*. Rob Zombie’s Halloween was, to get the terminology right, not so much a remake of John Carpenter’s 1978 original as it was a reset of the franchise. Which means there was always going to be a sequel.
*. But Zombie’s first film stalled badly halfway through and was clearly running on empty through the final half hour. So it’s not like it took a full head of steam with it into sequel territory. Since the only thing I liked from the first film, Michael’s back story, wasn’t going to be in this one, what I anticipated was just a whole lot more of what I didn’t like.
*. This is not quite what happened. I didn’t like this movie, but not for its lack of trying to do something a little different.
*. After an exceptionally long, confusing, and alienating dream intro, this movie picks up a year after the events of the first. But so much has changed it scarcely feels like a sequel.
*. Young Michael is no longer Daeg Faerch, who I quite liked in the 2007 film. Apparently Faerch had aged a lot in two years. Here Michael is played by Chase Wright Vanek, who looks much prettier.
*. Michael’s mom is no longer a hard-working single mom with a difficult child but some kind of evil ethereal demon princess.
*. Dr. Loomis is no longer a concerned child psychiatrist but an obnoxious celebrity author wannabe.
*. Laurie (“Angel”) Strode and her friend Annie are no longer highschool students but Gen-Y slackers. Laurie in particular has slid from being a model student and babysitter to being a tattooed, drug-taking, party girl.
*. Are we to believe that Laurie is just finding out now, from Loomis’s book, that she’s Michael’s sister? Wouldn’t the press have been all over that?
*. What happened to Carpenter’s Halloween score? It only reappers here at the very end. Zombie used it more in the remake and he has nothing to replace it with here.
*. Kim Newman: “Rob Zombie plainly loves horror films . . . but proves frustratingly unable to apply his talents to making them. . . . His Halloween is less a remake than fan fiction, reimagining its Shape as an abused, animal-torturing son of a pole-dancer (Sheri Moon Zombie) and depicting Dr. Loomis (Malcolm McDowell) as a fame-chaser on a par with Gale Weathers, but the film is unable to work up much interest in or empathy with Laurie (Scout Taylor-Compton). A dangerous dislike of ordinary people, an inability to care about victims and a lack of interest in suspense (and, therefore, terror) doesn’t serve to deepen the series but to drag it down a depressing dead end.”

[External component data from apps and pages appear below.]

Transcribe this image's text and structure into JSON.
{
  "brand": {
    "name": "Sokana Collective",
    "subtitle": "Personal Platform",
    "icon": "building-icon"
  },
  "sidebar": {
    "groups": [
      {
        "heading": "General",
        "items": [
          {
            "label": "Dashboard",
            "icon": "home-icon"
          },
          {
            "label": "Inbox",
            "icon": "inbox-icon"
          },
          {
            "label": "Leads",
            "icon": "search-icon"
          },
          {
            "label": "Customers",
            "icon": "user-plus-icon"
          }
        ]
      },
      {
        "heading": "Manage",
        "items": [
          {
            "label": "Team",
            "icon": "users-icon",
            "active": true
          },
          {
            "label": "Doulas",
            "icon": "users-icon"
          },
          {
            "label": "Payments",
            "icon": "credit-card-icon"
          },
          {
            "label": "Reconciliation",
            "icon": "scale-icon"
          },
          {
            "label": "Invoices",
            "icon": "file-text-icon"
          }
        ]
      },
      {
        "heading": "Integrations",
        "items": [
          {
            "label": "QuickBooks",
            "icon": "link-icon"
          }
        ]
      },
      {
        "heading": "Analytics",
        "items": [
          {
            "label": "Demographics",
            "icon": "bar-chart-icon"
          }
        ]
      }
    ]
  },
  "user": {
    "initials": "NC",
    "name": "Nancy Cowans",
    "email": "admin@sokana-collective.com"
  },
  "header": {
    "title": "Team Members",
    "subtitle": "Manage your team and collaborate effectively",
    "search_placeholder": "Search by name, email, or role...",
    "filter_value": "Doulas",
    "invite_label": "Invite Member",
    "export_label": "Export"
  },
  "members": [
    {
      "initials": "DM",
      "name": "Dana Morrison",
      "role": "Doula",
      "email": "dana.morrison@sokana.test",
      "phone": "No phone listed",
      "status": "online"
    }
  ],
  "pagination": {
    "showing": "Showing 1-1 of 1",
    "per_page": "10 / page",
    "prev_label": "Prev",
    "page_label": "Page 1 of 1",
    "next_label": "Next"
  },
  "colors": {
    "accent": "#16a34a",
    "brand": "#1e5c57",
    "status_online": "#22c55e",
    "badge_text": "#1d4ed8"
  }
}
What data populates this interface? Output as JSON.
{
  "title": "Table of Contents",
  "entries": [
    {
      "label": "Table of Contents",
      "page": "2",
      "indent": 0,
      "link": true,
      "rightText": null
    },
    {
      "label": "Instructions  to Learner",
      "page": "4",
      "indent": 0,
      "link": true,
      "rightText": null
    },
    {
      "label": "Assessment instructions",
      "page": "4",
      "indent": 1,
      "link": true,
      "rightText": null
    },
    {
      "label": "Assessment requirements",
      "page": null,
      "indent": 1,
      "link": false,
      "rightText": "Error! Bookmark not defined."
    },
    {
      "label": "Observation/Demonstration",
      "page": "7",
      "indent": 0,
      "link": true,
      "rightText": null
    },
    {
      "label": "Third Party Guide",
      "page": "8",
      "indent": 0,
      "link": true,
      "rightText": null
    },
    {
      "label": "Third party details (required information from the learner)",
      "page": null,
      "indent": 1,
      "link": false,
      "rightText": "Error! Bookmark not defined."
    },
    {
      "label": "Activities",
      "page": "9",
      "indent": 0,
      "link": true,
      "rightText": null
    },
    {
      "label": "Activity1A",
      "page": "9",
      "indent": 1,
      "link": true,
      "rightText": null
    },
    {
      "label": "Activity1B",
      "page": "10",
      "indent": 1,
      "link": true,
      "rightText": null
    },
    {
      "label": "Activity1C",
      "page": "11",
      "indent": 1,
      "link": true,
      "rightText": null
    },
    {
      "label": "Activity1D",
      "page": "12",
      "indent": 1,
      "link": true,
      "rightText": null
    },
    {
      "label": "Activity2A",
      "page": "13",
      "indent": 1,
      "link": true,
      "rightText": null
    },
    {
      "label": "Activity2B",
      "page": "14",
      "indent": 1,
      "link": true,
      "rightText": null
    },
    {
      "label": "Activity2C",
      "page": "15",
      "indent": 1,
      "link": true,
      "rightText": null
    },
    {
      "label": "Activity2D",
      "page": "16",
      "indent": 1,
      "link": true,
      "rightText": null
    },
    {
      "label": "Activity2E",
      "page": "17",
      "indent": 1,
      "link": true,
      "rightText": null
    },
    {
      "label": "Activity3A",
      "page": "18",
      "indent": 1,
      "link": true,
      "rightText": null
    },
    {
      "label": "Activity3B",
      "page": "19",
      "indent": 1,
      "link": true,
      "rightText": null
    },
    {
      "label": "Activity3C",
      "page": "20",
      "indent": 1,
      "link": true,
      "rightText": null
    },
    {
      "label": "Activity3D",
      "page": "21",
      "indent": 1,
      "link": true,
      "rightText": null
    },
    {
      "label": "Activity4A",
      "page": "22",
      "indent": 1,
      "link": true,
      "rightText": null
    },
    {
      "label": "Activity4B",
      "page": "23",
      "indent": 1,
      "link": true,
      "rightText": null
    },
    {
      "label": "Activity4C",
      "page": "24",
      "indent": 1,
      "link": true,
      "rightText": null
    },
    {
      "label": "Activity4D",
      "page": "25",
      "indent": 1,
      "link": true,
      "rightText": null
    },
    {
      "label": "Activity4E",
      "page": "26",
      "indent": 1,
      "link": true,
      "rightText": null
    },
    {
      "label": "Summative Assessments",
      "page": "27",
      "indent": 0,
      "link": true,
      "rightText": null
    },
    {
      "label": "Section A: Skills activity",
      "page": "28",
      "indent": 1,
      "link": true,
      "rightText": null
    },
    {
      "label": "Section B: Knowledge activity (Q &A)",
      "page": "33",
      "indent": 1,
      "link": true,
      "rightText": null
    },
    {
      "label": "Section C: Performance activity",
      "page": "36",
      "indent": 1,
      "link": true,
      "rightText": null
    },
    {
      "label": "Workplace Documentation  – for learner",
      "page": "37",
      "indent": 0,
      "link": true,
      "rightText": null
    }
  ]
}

*. I don’t agree with all of this. I think Zombie does care about his characters, albeit not as many of them in this film. But he is a very limited filmmaker, with almost no talent for building suspense. He also doesn’t have much of an imagination, and doesn’t appear to be growing as a writer or a director.
*. There was a lot of countercasting in the previous film, with well-known weirdos playing authority figures. A number of them are back here, plus we get a psychiatrist played by Margot Kidder. At least Zombie is sticking to the formula.
*. What’s new in this film is silly, and what’s not new is very dull. We even get the same predilection for women crawling on the ground away from the killer. The deaths are, again, perfunctory. There is only one good kill (where the strip club bouncer has his head kicked in). The rest is the just the usual parade of stabbings, only with more of a music-video sensibility to the photography.
*. I mentioned in my notes on the first film that Zombie is more Texas Chain Saw than Halloween, with the feral family being his real obsession. That was obvious from the long intro to that film, and it’s back here with the Myers family reappearing as ghosts. No matter how crazy and inexplicable their presence, Zombie simply had to shoehorn them back in.
*. Originally everyone was supposed to die at the end, making Laurie’s final Norman Bates-style smile a postcript from the afterworld. Instead we’re left to wonder how much, if anything, in this film is real. A question that’s a lot less interesting than it sounds.